## Aim of the task
A complete, exact retyping of the data below is required.
┏━━
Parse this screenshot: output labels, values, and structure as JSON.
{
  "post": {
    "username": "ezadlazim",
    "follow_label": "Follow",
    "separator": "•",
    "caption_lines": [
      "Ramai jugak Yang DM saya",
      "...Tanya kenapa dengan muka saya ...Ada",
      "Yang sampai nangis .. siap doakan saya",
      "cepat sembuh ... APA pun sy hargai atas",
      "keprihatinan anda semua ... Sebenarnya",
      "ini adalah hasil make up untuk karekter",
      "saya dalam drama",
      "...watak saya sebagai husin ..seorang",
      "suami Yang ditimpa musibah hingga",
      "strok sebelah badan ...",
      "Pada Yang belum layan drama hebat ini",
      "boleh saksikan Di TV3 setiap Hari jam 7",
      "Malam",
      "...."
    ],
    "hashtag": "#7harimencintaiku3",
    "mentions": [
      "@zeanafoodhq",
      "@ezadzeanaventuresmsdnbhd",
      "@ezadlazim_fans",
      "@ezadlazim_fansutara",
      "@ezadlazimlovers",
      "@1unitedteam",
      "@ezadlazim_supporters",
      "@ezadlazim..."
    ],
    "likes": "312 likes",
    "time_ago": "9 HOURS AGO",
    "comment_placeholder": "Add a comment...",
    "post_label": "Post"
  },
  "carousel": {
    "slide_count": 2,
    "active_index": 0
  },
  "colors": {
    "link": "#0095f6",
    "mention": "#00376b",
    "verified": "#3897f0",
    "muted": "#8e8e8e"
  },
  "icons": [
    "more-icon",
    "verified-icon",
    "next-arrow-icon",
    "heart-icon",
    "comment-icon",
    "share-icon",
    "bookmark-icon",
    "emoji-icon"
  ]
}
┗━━
## Response
Parse this screenshot: output labels, values, and structure as JSON.
{
  "post": {
    "username": "ezadlazim",
    "follow_label": "Follow",
    "separator": "•",
    "caption_lines": [
      "Ramai jugak Yang DM saya",
      "...Tanya kenapa dengan muka saya ...Ada",
      "Yang sampai nangis .. siap doakan saya",
      "cepat sembuh ... APA pun sy hargai atas",
      "keprihatinan anda semua ... Sebenarnya",
      "ini adalah hasil make up untuk karekter",
      "saya dalam drama",
      "...watak saya sebagai husin ..seorang",
      "suami Yang ditimpa musibah hingga",
      "strok sebelah badan ...",
      "Pada Yang belum layan drama hebat ini",
      "boleh saksikan Di TV3 setiap Hari jam 7",
      "Malam",
      "...."
    ],
    "hashtag": "#7harimencintaiku3",
    "mentions": [
      "@zeanafoodhq",
      "@ezadzeanaventuresmsdnbhd",
      "@ezadlazim_fans",
      "@ezadlazim_fansutara",
      "@ezadlazimlovers",
      "@1unitedteam",
      "@ezadlazim_supporters",
      "@ezadlazim..."
    ],
    "likes": "312 likes",
    "time_ago": "9 HOURS AGO",
    "comment_placeholder": "Add a comment...",
    "post_label": "Post"
  },
  "carousel": {
    "slide_count": 2,
    "active_index": 0
  },
  "colors": {
    "link": "#0095f6",
    "mention": "#00376b",
    "verified": "#3897f0",
    "muted": "#8e8e8e"
  },
  "icons": [
    "more-icon",
    "verified-icon",
    "next-arrow-icon",
    "heart-icon",
    "comment-icon",
    "share-icon",
    "bookmark-icon",
    "emoji-icon"
  ]
}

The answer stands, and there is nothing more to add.